____ Data records

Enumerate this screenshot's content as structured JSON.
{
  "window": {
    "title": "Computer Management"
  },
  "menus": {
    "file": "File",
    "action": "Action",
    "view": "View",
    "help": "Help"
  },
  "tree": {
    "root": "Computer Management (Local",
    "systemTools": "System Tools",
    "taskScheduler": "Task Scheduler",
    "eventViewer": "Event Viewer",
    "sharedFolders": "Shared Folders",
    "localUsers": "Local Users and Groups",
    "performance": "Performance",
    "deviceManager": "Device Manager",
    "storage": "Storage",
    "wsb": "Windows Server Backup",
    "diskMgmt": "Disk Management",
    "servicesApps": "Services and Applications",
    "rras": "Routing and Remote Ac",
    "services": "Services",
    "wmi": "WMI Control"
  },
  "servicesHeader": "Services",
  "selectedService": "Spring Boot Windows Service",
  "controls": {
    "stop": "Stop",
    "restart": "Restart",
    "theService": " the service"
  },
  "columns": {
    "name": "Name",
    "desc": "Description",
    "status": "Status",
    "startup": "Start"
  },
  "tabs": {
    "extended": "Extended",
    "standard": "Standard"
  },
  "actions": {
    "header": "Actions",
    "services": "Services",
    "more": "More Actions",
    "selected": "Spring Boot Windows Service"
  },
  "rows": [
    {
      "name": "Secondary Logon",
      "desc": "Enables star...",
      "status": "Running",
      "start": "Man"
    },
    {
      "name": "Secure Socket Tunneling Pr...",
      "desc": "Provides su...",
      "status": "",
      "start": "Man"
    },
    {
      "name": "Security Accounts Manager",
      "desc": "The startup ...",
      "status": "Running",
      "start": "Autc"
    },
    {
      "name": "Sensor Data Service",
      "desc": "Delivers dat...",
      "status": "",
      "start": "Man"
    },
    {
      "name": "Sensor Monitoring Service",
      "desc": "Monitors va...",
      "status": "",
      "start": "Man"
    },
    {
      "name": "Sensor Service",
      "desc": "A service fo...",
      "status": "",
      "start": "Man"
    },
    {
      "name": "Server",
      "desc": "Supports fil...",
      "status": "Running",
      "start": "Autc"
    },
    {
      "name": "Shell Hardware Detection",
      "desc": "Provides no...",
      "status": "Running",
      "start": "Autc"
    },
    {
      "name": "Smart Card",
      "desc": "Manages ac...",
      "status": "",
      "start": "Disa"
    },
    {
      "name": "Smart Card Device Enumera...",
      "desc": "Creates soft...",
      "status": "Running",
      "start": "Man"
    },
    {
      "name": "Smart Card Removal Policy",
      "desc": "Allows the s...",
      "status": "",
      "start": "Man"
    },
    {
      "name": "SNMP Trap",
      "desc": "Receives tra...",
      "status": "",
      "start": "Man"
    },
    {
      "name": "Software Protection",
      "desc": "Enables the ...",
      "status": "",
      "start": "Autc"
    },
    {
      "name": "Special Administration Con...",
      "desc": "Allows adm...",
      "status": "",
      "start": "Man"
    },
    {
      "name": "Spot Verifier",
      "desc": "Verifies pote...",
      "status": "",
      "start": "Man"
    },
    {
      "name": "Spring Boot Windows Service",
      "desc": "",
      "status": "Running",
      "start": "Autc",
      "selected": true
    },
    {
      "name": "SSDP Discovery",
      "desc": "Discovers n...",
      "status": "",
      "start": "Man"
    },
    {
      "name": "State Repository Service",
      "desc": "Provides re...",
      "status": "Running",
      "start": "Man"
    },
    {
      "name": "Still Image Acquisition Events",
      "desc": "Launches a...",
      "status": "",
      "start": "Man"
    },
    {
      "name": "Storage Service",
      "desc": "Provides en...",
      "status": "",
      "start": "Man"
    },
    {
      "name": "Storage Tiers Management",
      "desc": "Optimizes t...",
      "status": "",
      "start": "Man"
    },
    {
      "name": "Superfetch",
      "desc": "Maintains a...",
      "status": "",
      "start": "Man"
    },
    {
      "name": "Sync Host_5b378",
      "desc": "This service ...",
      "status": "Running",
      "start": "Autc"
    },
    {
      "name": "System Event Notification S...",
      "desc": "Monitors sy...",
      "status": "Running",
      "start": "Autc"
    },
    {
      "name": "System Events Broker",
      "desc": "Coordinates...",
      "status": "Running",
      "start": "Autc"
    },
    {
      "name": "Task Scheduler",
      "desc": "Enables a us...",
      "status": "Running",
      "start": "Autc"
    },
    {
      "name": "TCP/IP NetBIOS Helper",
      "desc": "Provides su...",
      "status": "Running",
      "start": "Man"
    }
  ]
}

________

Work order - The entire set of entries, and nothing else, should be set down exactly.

Result of this task -
Enumerate this screenshot's content as structured JSON.
{
  "window": {
    "title": "Computer Management"
  },
  "menus": {
    "file": "File",
    "action": "Action",
    "view": "View",
    "help": "Help"
  },
  "tree": {
    "root": "Computer Management (Local",
    "systemTools": "System Tools",
    "taskScheduler": "Task Scheduler",
    "eventViewer": "Event Viewer",
    "sharedFolders": "Shared Folders",
    "localUsers": "Local Users and Groups",
    "performance": "Performance",
    "deviceManager": "Device Manager",
    "storage": "Storage",
    "wsb": "Windows Server Backup",
    "diskMgmt": "Disk Management",
    "servicesApps": "Services and Applications",
    "rras": "Routing and Remote Ac",
    "services": "Services",
    "wmi": "WMI Control"
  },
  "servicesHeader": "Services",
  "selectedService": "Spring Boot Windows Service",
  "controls": {
    "stop": "Stop",
    "restart": "Restart",
    "theService": " the service"
  },
  "columns": {
    "name": "Name",
    "desc": "Description",
    "status": "Status",
    "startup": "Start"
  },
  "tabs": {
    "extended": "Extended",
    "standard": "Standard"
  },
  "actions": {
    "header": "Actions",
    "services": "Services",
    "more": "More Actions",
    "selected": "Spring Boot Windows Service"
  },
  "rows": [
    {
      "name": "Secondary Logon",
      "desc": "Enables star...",
      "status": "Running",
      "start": "Man"
    },
    {
      "name": "Secure Socket Tunneling Pr...",
      "desc": "Provides su...",
      "status": "",
      "start": "Man"
    },
    {
      "name": "Security Accounts Manager",
      "desc": "The startup ...",
      "status": "Running",
      "start": "Autc"
    },
    {
      "name": "Sensor Data Service",
      "desc": "Delivers dat...",
      "status": "",
      "start": "Man"
    },
    {
      "name": "Sensor Monitoring Service",
      "desc": "Monitors va...",
      "status": "",
      "start": "Man"
    },
    {
      "name": "Sensor Service",
      "desc": "A service fo...",
      "status": "",
      "start": "Man"
    },
    {
      "name": "Server",
      "desc": "Supports fil...",
      "status": "Running",
      "start": "Autc"
    },
    {
      "name": "Shell Hardware Detection",
      "desc": "Provides no...",
      "status": "Running",
      "start": "Autc"
    },
    {
      "name": "Smart Card",
      "desc": "Manages ac...",
      "status": "",
      "start": "Disa"
    },
    {
      "name": "Smart Card Device Enumera...",
      "desc": "Creates soft...",
      "status": "Running",
      "start": "Man"
    },
    {
      "name": "Smart Card Removal Policy",
      "desc": "Allows the s...",
      "status": "",
      "start": "Man"
    },
    {
      "name": "SNMP Trap",
      "desc": "Receives tra...",
      "status": "",
      "start": "Man"
    },
    {
      "name": "Software Protection",
      "desc": "Enables the ...",
      "status": "",
      "start": "Autc"
    },
    {
      "name": "Special Administration Con...",
      "desc": "Allows adm...",
      "status": "",
      "start": "Man"
    },
    {
      "name": "Spot Verifier",
      "desc": "Verifies pote...",
      "status": "",
      "start": "Man"
    },
    {
      "name": "Spring Boot Windows Service",
      "desc": "",
      "status": "Running",
      "start": "Autc",
      "selected": true
    },
    {
      "name": "SSDP Discovery",
      "desc": "Discovers n...",
      "status": "",
      "start": "Man"
    },
    {
      "name": "State Repository Service",
      "desc": "Provides re...",
      "status": "Running",
      "start": "Man"
    },
    {
      "name": "Still Image Acquisition Events",
      "desc": "Launches a...",
      "status": "",
      "start": "Man"
    },
    {
      "name": "Storage Service",
      "desc": "Provides en...",
      "status": "",
      "start": "Man"
    },
    {
      "name": "Storage Tiers Management",
      "desc": "Optimizes t...",
      "status": "",
      "start": "Man"
    },
    {
      "name": "Superfetch",
      "desc": "Maintains a...",
      "status": "",
      "start": "Man"
    },
    {
      "name": "Sync Host_5b378",
      "desc": "This service ...",
      "status": "Running",
      "start": "Autc"
    },
    {
      "name": "System Event Notification S...",
      "desc": "Monitors sy...",
      "status": "Running",
      "start": "Autc"
    },
    {
      "name": "System Events Broker",
      "desc": "Coordinates...",
      "status": "Running",
      "start": "Autc"
    },
    {
      "name": "Task Scheduler",
      "desc": "Enables a us...",
      "status": "Running",
      "start": "Autc"
    },
    {
      "name": "TCP/IP NetBIOS Helper",
      "desc": "Provides su...",
      "status": "Running",
      "start": "Man"
    }
  ]
}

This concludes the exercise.